■ YOUR OBJECTIVE
In the data below, find each line containing the string "Promotion" and return it.

■ ENTRIES SHOWN
......
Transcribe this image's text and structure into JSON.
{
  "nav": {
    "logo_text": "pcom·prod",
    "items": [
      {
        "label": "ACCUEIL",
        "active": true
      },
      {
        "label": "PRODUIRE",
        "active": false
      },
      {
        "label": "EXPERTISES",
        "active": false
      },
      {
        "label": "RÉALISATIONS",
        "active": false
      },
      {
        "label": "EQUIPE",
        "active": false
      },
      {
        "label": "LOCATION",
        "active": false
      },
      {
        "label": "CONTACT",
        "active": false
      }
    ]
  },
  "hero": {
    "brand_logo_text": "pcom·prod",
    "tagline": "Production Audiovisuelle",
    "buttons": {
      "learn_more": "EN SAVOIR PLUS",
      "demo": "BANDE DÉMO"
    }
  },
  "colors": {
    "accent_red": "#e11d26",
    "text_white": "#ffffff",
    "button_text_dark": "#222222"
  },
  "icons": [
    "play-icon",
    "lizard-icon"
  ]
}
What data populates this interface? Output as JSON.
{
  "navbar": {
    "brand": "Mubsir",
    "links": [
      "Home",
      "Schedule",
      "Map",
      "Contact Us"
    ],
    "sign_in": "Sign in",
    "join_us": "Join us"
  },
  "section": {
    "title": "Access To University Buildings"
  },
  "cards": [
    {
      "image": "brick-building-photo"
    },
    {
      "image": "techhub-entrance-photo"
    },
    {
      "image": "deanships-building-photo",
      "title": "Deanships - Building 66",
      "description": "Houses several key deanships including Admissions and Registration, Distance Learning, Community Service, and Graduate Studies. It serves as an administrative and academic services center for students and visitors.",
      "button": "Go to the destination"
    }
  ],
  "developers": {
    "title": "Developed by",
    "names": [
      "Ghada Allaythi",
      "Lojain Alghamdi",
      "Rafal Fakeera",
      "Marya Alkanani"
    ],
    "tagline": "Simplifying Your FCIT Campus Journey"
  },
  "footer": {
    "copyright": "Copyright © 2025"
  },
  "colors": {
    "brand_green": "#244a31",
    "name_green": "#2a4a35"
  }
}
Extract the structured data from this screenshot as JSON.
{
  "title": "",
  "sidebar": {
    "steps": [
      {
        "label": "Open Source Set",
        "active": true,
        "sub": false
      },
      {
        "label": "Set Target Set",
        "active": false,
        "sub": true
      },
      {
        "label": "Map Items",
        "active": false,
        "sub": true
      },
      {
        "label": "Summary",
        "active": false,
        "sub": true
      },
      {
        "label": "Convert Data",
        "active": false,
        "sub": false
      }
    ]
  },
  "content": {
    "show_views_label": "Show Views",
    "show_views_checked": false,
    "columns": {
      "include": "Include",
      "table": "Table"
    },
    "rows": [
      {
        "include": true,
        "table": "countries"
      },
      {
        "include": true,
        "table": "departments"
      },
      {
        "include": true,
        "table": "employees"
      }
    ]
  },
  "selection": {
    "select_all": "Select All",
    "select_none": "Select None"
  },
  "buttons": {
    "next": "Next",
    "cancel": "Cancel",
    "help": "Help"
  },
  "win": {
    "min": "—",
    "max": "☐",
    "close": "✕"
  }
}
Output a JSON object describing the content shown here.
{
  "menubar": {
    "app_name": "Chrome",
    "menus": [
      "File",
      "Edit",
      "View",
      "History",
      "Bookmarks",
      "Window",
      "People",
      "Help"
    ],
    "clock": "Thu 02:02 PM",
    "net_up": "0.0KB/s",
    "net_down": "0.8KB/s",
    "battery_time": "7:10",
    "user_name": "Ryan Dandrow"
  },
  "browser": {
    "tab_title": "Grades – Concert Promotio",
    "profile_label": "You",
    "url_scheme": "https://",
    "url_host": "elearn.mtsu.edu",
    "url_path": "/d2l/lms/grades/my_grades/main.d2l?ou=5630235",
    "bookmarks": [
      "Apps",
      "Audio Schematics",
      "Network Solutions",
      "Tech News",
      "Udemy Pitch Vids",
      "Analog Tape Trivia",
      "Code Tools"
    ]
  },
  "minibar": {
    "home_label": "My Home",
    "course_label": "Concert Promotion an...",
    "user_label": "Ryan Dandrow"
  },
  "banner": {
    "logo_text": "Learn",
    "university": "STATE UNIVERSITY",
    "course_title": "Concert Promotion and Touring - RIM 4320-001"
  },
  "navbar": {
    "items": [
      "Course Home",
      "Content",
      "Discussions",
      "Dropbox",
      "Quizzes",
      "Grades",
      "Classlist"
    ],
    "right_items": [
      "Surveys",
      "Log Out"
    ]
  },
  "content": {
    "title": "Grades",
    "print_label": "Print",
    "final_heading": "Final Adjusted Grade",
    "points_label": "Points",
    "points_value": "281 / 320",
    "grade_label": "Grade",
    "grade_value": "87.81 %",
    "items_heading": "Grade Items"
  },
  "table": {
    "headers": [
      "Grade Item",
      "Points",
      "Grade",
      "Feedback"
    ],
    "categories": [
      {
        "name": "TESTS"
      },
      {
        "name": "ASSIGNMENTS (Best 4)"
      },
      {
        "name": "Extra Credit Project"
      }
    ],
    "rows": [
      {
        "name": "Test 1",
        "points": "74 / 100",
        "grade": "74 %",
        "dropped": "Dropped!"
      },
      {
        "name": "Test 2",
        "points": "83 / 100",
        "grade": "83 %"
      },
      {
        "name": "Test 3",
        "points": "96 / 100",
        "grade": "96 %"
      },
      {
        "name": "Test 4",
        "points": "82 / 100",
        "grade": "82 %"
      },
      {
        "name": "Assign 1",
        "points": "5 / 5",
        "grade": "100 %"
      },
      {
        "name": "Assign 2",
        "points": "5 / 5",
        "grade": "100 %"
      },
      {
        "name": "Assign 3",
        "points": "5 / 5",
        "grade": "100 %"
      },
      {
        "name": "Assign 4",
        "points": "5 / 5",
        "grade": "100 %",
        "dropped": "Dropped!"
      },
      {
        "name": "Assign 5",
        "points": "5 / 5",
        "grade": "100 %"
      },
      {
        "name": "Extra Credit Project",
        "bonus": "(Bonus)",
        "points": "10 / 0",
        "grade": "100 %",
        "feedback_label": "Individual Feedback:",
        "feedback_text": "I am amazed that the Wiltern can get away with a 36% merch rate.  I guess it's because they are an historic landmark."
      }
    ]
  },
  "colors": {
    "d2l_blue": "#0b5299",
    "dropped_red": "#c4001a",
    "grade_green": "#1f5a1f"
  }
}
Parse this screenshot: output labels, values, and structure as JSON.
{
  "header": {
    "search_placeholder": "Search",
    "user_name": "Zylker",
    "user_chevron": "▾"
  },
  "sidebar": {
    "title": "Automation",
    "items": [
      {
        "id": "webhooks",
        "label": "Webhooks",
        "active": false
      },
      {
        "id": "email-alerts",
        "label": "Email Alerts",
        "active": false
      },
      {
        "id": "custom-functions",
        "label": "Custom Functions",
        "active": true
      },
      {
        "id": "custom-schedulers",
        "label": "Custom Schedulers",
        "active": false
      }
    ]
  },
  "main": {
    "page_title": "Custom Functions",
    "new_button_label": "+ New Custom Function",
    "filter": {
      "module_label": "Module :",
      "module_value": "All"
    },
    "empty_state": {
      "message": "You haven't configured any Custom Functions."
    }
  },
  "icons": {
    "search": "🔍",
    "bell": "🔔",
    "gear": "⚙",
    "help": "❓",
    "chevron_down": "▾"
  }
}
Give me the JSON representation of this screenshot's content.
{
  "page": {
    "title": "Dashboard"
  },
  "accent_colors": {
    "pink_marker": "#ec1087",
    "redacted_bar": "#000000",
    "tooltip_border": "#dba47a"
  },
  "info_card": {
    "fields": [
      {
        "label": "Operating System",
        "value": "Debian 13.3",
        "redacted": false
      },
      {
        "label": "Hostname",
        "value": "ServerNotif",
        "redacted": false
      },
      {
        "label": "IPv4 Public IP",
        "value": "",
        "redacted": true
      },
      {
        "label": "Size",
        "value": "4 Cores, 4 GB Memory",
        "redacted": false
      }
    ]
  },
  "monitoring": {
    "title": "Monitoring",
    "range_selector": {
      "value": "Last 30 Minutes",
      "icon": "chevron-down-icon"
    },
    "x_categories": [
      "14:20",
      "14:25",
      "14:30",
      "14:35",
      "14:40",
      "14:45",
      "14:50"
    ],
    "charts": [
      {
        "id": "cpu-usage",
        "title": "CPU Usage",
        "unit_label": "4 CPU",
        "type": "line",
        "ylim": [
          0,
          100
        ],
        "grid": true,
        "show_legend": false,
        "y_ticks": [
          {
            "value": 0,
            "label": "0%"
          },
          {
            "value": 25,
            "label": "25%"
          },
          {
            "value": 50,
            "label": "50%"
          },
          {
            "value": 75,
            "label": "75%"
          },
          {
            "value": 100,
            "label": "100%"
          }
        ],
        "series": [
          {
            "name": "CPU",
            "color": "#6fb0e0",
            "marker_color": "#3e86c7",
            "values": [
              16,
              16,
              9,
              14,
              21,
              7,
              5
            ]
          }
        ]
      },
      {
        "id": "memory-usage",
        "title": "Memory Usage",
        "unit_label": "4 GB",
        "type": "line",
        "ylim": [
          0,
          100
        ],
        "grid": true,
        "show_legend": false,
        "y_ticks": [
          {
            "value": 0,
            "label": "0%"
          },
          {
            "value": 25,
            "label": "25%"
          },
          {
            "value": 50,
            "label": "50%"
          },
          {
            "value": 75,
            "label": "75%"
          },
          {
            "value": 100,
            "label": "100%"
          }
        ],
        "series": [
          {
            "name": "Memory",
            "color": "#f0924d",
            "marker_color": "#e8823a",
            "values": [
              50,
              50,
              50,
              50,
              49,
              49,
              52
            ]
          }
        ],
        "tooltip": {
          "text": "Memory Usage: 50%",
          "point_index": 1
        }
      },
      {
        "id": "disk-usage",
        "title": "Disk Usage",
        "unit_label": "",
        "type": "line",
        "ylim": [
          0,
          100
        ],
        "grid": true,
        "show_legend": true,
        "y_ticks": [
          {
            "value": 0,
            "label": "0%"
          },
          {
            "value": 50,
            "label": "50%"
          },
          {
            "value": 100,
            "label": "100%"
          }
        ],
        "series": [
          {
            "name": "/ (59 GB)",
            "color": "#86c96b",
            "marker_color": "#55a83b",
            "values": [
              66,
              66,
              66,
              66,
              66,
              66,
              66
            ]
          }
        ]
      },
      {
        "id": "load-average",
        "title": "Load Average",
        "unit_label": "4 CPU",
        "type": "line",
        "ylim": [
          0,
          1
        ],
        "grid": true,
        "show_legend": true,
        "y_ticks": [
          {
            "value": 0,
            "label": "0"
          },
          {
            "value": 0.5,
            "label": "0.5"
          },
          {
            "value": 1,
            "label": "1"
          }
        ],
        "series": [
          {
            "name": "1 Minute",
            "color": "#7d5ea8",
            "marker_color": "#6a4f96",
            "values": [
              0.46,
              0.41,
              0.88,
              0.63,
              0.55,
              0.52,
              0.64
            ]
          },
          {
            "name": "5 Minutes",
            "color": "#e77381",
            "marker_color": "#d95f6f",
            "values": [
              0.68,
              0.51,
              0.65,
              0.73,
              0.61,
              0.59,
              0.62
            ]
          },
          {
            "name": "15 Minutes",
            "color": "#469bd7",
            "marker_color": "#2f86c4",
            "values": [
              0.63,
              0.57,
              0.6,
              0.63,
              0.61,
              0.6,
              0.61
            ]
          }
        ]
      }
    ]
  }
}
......
■ RESULT OF THIS TASK
    "course_label": "Concert Promotion an...",
    "course_title": "Concert Promotion and Touring - RIM 4320-001"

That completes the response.